One bank is already lending on the basis of borrowers being able to get Facebook friends to serve as human collateral.
Perhaps no company has gone as far as Lenddo, a Hong Kong start-up that owns online lenders in Colombia and the Philippines. Loan-seekers ask Facebook friends to vouch for them. To determine if those who say “yes” are real friends rather than mere Facebook contacts, Lenddo’s software checks messages for shared slang or wording that suggests affinity. What’s more, the credit scores of those who have vouched for a borrower are damaged if he or she fails to repay. Put the word out about this “social-enforcement mechanism” and “boom, the money shows up,” says Jeff Stewart, Lenddo’s boss.

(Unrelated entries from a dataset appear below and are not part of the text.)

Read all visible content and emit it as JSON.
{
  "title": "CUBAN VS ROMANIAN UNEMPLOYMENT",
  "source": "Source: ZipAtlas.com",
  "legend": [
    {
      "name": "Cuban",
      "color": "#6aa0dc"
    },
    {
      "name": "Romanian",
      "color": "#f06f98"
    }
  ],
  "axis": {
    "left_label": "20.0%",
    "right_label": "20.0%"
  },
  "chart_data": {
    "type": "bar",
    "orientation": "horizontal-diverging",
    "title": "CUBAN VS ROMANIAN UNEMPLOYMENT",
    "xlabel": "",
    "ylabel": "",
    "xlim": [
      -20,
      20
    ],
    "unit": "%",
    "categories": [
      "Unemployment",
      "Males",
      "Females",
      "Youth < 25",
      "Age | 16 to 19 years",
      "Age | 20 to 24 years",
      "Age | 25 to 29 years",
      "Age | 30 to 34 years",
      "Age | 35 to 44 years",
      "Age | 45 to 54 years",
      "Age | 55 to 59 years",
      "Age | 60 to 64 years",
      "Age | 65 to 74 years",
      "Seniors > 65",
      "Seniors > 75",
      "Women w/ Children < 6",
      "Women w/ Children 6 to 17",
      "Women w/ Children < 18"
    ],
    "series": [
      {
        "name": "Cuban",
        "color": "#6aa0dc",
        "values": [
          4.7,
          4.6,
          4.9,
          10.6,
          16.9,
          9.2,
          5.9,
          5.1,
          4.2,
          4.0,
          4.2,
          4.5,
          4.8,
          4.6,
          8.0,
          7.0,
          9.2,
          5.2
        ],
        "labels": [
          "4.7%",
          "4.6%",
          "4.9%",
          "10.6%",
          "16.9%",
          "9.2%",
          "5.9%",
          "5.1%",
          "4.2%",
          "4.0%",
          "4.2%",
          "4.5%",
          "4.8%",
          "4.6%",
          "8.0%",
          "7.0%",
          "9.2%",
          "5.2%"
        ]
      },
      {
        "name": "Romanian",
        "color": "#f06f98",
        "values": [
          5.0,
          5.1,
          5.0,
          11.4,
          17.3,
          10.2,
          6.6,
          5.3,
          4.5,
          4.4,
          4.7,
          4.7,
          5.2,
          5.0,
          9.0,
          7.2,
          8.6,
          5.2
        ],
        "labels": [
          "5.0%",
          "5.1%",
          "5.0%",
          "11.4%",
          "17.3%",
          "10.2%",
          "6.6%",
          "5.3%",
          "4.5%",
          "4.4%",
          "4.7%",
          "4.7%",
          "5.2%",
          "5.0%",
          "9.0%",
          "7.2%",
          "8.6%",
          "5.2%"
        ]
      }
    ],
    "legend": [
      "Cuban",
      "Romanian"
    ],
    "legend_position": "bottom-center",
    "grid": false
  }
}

Nothing like having your digital kneecaps broken because some deadbeat friend of yours couldn’t make a payment. Better purge all those high school friends from your Facebook who aren’t likely to be successful; get rid of all those college friends who seem weird or who update about unsavory low-class, low-status things. Reify your habitus! And do it fast, before it costs you. Never mind that your habitus is precisely what you take for granted about how you see the world: subject yourself to rigorous observation and then make yourself conform to the signifiers of status! You wouldn’t want your friends to get hurt, would you? You wouldn’t want them to drop you, right?
-Rob Horning, “Social-Media Redlining and ‘Social Enforcement’ “